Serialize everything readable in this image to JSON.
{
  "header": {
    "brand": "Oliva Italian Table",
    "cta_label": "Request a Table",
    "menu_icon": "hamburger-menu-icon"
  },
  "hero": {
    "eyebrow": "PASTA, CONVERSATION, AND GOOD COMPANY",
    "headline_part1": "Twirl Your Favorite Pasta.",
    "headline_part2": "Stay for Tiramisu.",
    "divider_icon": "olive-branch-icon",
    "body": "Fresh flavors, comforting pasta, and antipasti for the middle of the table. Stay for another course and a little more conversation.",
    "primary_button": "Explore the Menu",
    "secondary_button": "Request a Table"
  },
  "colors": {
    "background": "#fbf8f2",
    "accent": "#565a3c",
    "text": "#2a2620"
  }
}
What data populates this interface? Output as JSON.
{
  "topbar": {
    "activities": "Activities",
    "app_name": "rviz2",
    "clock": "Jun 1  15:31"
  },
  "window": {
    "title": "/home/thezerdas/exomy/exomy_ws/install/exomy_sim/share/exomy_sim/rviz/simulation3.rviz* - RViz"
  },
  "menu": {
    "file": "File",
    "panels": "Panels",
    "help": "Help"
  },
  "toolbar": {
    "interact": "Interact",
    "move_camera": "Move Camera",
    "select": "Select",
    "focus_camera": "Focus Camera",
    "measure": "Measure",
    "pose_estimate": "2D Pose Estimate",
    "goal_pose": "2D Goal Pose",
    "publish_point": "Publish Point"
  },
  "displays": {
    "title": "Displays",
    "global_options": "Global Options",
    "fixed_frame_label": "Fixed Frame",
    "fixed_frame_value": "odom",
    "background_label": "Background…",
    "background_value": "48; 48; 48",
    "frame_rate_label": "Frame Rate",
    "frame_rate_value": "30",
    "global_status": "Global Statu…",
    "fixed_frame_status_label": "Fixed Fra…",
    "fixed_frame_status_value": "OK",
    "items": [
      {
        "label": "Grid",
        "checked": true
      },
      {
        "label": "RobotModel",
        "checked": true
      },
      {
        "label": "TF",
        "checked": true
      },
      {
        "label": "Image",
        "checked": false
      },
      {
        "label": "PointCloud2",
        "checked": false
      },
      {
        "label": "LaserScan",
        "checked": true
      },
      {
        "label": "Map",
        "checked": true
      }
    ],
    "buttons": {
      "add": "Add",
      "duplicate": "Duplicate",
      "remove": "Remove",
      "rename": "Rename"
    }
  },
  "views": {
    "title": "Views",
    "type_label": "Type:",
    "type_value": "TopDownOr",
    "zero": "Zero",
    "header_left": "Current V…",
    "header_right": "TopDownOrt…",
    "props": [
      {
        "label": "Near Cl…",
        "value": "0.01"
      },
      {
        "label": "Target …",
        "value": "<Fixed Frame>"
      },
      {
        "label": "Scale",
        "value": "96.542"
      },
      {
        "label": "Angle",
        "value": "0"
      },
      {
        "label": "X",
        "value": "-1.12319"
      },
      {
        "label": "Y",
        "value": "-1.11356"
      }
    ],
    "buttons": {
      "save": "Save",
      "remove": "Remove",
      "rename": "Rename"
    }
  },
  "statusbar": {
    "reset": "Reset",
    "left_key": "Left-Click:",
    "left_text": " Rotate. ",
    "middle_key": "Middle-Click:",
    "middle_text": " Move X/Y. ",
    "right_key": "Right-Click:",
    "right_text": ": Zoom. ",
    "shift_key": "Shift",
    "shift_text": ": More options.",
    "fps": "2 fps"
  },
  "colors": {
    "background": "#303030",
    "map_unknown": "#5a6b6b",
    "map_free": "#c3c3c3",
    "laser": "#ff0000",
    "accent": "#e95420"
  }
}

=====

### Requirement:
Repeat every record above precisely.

### Reply to the exercise:
Serialize everything readable in this image to JSON.
{
  "header": {
    "brand": "Oliva Italian Table",
    "cta_label": "Request a Table",
    "menu_icon": "hamburger-menu-icon"
  },
  "hero": {
    "eyebrow": "PASTA, CONVERSATION, AND GOOD COMPANY",
    "headline_part1": "Twirl Your Favorite Pasta.",
    "headline_part2": "Stay for Tiramisu.",
    "divider_icon": "olive-branch-icon",
    "body": "Fresh flavors, comforting pasta, and antipasti for the middle of the table. Stay for another course and a little more conversation.",
    "primary_button": "Explore the Menu",
    "secondary_button": "Request a Table"
  },
  "colors": {
    "background": "#fbf8f2",
    "accent": "#565a3c",
    "text": "#2a2620"
  }
}
What data populates this interface? Output as JSON.
{
  "topbar": {
    "activities": "Activities",
    "app_name": "rviz2",
    "clock": "Jun 1  15:31"
  },
  "window": {
    "title": "/home/thezerdas/exomy/exomy_ws/install/exomy_sim/share/exomy_sim/rviz/simulation3.rviz* - RViz"
  },
  "menu": {
    "file": "File",
    "panels": "Panels",
    "help": "Help"
  },
  "toolbar": {
    "interact": "Interact",
    "move_camera": "Move Camera",
    "select": "Select",
    "focus_camera": "Focus Camera",
    "measure": "Measure",
    "pose_estimate": "2D Pose Estimate",
    "goal_pose": "2D Goal Pose",
    "publish_point": "Publish Point"
  },
  "displays": {
    "title": "Displays",
    "global_options": "Global Options",
    "fixed_frame_label": "Fixed Frame",
    "fixed_frame_value": "odom",
    "background_label": "Background…",
    "background_value": "48; 48; 48",
    "frame_rate_label": "Frame Rate",
    "frame_rate_value": "30",
    "global_status": "Global Statu…",
    "fixed_frame_status_label": "Fixed Fra…",
    "fixed_frame_status_value": "OK",
    "items": [
      {
        "label": "Grid",
        "checked": true
      },
      {
        "label": "RobotModel",
        "checked": true
      },
      {
        "label": "TF",
        "checked": true
      },
      {
        "label": "Image",
        "checked": false
      },
      {
        "label": "PointCloud2",
        "checked": false
      },
      {
        "label": "LaserScan",
        "checked": true
      },
      {
        "label": "Map",
        "checked": true
      }
    ],
    "buttons": {
      "add": "Add",
      "duplicate": "Duplicate",
      "remove": "Remove",
      "rename": "Rename"
    }
  },
  "views": {
    "title": "Views",
    "type_label": "Type:",
    "type_value": "TopDownOr",
    "zero": "Zero",
    "header_left": "Current V…",
    "header_right": "TopDownOrt…",
    "props": [
      {
        "label": "Near Cl…",
        "value": "0.01"
      },
      {
        "label": "Target …",
        "value": "<Fixed Frame>"
      },
      {
        "label": "Scale",
        "value": "96.542"
      },
      {
        "label": "Angle",
        "value": "0"
      },
      {
        "label": "X",
        "value": "-1.12319"
      },
      {
        "label": "Y",
        "value": "-1.11356"
      }
    ],
    "buttons": {
      "save": "Save",
      "remove": "Remove",
      "rename": "Rename"
    }
  },
  "statusbar": {
    "reset": "Reset",
    "left_key": "Left-Click:",
    "left_text": " Rotate. ",
    "middle_key": "Middle-Click:",
    "middle_text": " Move X/Y. ",
    "right_key": "Right-Click:",
    "right_text": ": Zoom. ",
    "shift_key": "Shift",
    "shift_text": ": More options.",
    "fps": "2 fps"
  },
  "colors": {
    "background": "#303030",
    "map_unknown": "#5a6b6b",
    "map_free": "#c3c3c3",
    "laser": "#ff0000",
    "accent": "#e95420"
  }
}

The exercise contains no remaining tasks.